The Consumer Confidence Index from YouGov and the Centre for Economics and Business Research has found that confidence among UK consumers has fallen into negative territory for the first time since June 2020. The index fell by 4.2 points in August from 103.0 to 98.8, the largest decline since the early stages of the pandemic. Both household finance measures – for the last 30 days and the outlook for the next 12 months – dropped by 3.1 points and 10 points, respectively. Every other measure also saw worsening scores, including the outlook for house prices plummeting by 7.2 points to 124.9.
Business support details on the way

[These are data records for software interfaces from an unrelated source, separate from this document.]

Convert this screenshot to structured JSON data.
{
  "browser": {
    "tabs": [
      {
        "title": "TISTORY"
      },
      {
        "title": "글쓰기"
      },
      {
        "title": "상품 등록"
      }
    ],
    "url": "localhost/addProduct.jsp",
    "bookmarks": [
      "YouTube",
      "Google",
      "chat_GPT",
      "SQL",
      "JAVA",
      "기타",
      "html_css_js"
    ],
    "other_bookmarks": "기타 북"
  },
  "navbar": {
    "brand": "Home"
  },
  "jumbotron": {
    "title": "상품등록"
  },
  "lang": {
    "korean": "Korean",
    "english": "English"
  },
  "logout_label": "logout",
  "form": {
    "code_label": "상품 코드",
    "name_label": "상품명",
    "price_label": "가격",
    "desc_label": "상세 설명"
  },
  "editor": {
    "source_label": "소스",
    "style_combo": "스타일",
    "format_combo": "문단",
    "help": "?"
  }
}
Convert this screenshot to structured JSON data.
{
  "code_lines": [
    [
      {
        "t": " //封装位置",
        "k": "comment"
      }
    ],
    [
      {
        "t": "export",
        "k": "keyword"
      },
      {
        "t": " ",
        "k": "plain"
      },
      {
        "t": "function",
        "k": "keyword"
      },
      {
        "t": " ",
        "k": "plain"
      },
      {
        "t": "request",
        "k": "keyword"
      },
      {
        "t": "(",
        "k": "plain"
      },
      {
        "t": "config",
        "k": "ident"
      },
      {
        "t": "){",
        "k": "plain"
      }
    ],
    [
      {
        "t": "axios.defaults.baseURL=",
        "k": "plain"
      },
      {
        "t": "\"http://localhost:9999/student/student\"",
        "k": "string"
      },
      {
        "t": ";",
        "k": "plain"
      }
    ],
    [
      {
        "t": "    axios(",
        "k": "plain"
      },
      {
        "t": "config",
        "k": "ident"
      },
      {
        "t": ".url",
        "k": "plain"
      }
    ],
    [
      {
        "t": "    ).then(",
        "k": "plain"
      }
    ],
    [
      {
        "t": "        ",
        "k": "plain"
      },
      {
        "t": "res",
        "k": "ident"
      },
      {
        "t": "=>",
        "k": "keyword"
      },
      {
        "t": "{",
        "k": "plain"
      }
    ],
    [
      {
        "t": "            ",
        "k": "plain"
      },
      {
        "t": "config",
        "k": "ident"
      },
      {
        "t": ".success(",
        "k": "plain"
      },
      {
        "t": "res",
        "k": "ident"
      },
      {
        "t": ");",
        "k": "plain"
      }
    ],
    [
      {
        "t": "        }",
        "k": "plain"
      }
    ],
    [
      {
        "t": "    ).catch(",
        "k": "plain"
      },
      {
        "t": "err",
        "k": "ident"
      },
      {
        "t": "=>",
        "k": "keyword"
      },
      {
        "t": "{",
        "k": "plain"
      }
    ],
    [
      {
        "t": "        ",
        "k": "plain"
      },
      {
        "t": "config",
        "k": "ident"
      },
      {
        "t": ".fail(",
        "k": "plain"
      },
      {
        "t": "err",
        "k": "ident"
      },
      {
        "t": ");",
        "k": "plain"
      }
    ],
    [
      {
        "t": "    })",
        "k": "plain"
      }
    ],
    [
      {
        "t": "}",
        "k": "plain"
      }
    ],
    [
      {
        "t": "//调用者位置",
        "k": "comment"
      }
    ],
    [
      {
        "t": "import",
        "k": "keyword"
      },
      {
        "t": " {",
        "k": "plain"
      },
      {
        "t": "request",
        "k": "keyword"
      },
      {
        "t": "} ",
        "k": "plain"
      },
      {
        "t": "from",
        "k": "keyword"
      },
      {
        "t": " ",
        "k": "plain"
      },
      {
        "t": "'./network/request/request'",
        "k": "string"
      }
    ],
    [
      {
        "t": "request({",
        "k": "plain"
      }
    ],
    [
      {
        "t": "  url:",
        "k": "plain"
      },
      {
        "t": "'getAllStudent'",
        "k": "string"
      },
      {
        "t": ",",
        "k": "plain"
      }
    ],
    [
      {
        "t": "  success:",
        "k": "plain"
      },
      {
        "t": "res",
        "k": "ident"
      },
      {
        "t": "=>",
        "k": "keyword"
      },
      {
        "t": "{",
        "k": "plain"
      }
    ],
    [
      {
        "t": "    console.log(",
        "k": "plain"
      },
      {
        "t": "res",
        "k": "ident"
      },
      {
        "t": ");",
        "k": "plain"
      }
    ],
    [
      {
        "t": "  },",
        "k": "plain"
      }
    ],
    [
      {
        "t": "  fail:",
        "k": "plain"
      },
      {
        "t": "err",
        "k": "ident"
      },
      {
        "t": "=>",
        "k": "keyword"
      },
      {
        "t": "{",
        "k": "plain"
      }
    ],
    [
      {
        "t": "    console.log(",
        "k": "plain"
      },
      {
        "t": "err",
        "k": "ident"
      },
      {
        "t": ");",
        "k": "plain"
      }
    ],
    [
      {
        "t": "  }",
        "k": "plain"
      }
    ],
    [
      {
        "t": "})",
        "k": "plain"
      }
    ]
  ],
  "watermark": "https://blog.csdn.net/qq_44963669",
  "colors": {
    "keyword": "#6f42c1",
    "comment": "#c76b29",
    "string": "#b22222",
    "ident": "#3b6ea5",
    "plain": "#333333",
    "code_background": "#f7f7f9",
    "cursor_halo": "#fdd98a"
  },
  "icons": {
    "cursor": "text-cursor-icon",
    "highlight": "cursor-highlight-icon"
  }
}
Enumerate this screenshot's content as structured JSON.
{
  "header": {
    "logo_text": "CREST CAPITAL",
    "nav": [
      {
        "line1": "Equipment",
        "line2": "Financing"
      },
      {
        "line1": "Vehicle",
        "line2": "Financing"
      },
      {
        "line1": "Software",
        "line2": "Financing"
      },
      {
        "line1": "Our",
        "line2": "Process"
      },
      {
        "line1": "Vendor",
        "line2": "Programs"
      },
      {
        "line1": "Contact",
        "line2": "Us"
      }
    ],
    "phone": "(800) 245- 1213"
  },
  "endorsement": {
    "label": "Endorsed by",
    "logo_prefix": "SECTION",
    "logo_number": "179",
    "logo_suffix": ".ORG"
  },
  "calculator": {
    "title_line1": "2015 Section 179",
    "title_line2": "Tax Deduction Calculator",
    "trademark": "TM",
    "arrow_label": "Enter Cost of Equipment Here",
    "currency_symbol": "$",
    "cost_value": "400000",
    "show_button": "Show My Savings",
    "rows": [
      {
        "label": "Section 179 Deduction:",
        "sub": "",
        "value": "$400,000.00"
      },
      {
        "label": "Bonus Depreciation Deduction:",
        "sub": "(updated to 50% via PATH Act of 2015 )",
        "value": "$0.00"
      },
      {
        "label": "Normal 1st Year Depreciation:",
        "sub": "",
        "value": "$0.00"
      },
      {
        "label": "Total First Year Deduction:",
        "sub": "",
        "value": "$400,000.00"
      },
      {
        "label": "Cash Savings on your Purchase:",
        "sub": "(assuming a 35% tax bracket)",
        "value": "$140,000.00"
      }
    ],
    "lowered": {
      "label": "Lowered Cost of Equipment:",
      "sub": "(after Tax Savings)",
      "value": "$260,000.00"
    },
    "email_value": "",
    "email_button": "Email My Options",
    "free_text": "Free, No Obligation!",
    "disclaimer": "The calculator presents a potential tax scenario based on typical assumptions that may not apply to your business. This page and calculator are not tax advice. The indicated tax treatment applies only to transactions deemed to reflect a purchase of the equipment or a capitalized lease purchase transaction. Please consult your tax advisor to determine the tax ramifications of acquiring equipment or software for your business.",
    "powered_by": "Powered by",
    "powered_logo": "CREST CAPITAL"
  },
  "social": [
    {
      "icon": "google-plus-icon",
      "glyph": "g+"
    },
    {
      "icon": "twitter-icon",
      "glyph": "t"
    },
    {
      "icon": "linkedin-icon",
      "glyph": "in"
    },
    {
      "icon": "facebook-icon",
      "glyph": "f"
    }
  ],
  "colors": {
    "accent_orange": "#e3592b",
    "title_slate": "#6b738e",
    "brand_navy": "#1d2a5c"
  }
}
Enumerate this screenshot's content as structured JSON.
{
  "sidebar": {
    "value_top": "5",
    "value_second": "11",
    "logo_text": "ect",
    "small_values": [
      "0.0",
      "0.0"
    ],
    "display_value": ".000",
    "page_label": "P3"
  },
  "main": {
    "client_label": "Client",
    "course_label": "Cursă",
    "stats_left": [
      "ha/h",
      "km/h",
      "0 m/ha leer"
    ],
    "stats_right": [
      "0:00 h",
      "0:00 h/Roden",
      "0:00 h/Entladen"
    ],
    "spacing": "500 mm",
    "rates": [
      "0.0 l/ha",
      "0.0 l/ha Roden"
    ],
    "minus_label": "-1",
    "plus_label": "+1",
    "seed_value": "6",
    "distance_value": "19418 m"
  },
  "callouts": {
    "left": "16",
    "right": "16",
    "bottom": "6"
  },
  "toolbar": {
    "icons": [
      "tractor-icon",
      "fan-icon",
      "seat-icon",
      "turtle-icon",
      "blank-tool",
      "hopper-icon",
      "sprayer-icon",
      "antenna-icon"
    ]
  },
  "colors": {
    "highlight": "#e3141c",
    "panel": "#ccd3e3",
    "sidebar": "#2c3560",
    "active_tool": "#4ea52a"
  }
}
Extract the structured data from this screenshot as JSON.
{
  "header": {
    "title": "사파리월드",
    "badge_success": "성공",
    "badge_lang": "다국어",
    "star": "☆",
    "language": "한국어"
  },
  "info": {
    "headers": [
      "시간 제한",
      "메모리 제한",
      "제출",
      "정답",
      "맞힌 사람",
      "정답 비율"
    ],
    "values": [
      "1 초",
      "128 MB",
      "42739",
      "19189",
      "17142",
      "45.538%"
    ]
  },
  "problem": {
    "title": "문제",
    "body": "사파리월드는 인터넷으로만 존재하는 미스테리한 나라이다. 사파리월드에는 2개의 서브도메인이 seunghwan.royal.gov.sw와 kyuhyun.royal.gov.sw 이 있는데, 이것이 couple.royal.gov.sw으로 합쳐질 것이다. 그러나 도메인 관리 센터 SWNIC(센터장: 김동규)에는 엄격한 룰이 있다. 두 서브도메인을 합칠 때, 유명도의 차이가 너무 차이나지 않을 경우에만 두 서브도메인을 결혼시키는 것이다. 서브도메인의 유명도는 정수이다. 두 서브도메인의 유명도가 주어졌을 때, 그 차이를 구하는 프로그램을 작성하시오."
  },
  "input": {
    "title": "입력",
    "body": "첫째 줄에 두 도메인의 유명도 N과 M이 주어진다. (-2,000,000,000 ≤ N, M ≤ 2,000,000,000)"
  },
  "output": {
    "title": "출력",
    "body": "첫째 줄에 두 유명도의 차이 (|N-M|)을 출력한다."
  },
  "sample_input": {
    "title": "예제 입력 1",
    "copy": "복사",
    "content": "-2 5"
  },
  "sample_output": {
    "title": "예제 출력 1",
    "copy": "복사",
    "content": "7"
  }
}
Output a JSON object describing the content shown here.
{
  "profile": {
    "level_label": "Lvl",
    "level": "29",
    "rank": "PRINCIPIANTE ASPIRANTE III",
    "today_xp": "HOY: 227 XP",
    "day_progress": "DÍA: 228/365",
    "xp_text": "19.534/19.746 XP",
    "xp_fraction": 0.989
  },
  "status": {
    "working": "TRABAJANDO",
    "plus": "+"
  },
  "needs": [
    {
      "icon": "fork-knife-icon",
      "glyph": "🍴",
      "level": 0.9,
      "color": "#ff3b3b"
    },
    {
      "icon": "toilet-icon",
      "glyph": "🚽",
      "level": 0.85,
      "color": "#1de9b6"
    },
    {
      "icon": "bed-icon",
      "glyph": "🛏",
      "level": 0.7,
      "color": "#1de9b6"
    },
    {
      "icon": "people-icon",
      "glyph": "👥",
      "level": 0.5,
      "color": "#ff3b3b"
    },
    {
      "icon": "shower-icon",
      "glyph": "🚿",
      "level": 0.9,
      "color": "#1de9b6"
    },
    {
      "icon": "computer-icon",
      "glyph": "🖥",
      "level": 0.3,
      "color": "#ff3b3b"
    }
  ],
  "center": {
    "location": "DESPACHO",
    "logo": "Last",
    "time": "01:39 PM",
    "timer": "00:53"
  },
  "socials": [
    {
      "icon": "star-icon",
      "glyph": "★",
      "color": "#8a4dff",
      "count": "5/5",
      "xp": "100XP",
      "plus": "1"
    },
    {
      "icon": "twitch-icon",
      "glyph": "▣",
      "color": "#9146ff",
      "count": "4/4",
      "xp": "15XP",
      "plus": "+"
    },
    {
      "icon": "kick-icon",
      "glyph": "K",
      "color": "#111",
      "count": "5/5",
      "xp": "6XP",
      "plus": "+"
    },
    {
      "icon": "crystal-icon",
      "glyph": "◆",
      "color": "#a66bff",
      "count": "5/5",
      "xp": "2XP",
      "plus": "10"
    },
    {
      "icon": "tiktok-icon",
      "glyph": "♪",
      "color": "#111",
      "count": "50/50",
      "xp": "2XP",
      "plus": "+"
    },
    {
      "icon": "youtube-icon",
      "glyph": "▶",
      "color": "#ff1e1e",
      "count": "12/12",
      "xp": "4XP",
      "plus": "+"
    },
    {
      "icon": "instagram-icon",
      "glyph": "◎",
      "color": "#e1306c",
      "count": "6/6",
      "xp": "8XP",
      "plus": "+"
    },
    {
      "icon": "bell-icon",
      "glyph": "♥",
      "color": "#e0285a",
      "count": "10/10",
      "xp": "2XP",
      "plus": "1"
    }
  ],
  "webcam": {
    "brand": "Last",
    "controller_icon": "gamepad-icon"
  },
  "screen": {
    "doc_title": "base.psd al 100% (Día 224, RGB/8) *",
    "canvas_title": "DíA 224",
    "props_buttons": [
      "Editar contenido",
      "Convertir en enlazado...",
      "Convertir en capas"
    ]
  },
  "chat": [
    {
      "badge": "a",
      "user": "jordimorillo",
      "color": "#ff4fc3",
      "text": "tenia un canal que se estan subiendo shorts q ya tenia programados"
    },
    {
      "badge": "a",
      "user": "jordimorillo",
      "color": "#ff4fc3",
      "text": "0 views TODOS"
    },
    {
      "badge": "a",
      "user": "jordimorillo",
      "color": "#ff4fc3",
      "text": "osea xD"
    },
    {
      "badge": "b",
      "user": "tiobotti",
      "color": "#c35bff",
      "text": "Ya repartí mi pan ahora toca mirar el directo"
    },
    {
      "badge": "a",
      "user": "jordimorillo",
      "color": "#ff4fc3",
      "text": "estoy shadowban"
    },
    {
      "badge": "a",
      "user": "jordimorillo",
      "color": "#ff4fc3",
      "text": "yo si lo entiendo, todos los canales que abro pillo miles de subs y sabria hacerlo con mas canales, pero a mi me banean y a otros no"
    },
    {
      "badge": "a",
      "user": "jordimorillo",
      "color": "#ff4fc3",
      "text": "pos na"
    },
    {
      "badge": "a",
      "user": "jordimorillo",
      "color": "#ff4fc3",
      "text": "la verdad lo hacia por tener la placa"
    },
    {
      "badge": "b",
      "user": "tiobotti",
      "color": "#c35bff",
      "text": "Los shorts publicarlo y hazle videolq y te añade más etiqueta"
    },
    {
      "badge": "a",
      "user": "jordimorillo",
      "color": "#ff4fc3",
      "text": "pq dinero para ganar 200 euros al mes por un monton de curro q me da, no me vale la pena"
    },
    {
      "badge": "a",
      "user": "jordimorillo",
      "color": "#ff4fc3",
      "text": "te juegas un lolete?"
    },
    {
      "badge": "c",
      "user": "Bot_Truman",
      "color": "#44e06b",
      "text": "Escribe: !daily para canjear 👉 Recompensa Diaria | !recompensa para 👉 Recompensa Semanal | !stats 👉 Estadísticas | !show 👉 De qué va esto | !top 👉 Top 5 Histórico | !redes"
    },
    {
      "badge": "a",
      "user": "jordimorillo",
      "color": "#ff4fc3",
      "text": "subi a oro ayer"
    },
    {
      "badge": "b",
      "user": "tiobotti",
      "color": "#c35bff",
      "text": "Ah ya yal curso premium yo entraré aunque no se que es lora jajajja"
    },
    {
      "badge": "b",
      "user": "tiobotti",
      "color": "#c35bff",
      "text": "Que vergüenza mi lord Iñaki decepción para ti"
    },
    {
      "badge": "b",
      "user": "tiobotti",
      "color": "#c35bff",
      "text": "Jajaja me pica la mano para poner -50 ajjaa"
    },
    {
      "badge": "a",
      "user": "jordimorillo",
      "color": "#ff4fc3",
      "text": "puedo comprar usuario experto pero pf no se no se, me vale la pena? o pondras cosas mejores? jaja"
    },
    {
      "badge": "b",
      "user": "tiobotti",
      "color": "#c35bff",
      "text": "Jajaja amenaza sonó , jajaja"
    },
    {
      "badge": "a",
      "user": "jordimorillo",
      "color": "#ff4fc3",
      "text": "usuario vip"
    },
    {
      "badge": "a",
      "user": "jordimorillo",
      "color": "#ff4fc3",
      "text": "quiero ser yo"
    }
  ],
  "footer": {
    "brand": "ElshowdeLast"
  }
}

Government support for businesses struggling with energy bills may not arrive until November but will be backdated to cover the period from October 1. While Prime Minister Liz Truss last week said firms would get "equivalent support" to the measures announced for households, little detail was given and firms do not yet know how much help they will get. A Government spokesperson said details of the business support scheme will be confirmed next week. They added that the scheme will provide help with October’s energy bills, “including through backdating if necessary." While the support is limited to six months, there will be the option for this to be extend for "vulnerable businesses." Pointing to the lack of detail on what firms would fall into that bracket, Alan Soady of The Federation for Small Business said: "All businesses are vulnerable if they are energy users and let's face it, the problems in the gas market don't look they are going away in six months."